This led the ECHR to conclude that safeguards to avoid unreasonably high damages awards were not effective in this case.
All of this led the ECHR to conclude that there had been a violation of Article 10 of the European Convention on Human Rights, which provides a right to freedom of expression and information.
Such awards have a chilling effect on freedom of expression, it said, and therefore there must be adequate safeguards.
The law was changed subsequent to the High Court award and judges now have the ability to give guidance on the size of awards.
However, in practice this is not happening to any great extent.
Before judges can advise a jury on the assessment of damages they take submissions from the parties involved.
However, there has been a fear in media organisations of talking about figures at all in court.
This is because the Leech Supreme Court ruling set the bar so high.
Now the ECHR ruling effectively removes Leech as a high benchmark for serious defamation awards.
It is also a warning shot across the bows of the Irish courts that juries must be properly instructed regarding the appropriate size of libel costs, and should usher in a period where the 2009 Defamation Act is utilised properly.
The ruling also provides food for thought for the Department of Justice, which is currently reviewing the operation of the Act.
Media groups argue that the current defamation regime in Ireland is among the most oppressive in Europe.
One only has to look at the UK to see how out of kilter awards here are.

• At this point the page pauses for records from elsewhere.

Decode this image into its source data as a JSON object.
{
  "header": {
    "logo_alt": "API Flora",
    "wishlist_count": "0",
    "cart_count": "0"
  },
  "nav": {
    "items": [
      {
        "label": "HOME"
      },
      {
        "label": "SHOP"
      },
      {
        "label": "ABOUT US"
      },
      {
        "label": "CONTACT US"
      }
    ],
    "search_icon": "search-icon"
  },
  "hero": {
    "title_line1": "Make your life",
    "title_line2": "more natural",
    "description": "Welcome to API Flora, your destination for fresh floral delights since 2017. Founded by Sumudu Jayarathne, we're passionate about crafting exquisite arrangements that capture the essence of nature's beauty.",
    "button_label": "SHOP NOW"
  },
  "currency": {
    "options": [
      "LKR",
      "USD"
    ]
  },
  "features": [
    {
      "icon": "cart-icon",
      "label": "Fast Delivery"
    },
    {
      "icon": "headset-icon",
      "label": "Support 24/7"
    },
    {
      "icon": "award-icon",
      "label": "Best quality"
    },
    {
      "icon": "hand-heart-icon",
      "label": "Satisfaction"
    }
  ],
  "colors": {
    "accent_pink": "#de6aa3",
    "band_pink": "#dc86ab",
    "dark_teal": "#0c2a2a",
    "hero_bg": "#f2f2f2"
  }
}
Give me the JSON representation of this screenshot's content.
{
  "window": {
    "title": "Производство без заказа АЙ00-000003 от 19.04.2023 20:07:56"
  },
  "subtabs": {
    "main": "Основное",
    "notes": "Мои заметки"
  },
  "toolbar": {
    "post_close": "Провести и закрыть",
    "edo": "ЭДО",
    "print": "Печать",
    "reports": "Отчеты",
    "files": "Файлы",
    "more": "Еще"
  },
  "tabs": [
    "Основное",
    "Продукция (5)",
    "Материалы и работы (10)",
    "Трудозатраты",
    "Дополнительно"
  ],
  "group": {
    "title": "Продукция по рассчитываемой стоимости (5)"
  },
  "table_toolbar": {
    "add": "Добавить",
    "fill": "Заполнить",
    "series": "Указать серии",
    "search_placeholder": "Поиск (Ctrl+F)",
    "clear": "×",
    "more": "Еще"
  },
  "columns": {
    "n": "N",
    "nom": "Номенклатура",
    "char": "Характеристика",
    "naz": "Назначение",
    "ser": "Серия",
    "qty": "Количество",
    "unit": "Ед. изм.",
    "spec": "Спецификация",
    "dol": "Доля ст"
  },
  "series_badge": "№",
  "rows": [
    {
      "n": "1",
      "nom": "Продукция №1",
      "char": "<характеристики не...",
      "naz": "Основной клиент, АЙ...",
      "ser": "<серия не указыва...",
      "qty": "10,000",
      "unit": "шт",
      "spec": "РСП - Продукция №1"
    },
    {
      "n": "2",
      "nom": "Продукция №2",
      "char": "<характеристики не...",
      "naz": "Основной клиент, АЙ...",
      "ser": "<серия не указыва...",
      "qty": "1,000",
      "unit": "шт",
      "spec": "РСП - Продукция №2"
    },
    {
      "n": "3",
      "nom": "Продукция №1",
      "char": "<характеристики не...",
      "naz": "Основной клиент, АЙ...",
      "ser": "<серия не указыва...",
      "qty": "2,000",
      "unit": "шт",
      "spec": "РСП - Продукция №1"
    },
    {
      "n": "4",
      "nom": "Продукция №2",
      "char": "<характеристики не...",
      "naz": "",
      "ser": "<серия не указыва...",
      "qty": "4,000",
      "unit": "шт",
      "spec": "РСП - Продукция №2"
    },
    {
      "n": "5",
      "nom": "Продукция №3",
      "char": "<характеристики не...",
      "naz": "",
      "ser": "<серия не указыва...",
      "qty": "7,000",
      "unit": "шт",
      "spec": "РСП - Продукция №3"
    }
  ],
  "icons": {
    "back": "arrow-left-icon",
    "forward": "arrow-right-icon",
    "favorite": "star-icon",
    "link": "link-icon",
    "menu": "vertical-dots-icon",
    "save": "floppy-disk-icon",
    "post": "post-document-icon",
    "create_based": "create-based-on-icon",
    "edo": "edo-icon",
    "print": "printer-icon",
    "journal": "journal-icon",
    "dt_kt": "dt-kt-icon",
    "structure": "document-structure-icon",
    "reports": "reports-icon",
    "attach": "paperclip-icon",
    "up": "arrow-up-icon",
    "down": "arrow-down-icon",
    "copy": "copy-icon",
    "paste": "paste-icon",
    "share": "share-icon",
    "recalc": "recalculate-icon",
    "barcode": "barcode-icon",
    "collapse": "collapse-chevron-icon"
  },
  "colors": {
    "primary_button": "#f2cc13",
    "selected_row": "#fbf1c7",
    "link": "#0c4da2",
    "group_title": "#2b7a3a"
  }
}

The UK has an effectively a cap of Stg£275,000 (€313,000) and in reality awards rarely exceed Stg£100,000 (€113,000).
NewsBrands, the representative body for national newspapers, both print and online, has warned the level of awards in defamation cases presents a huge challenge to freedom of expression and could also threaten the very existence of media organisations.
Uncertainty surrounding awards prevents a publisher from ascertaining the extent of potential liability.
Given the costs involved, many newspapers simply won’t take the risk of publishing an article, no matter how certain they are of their facts.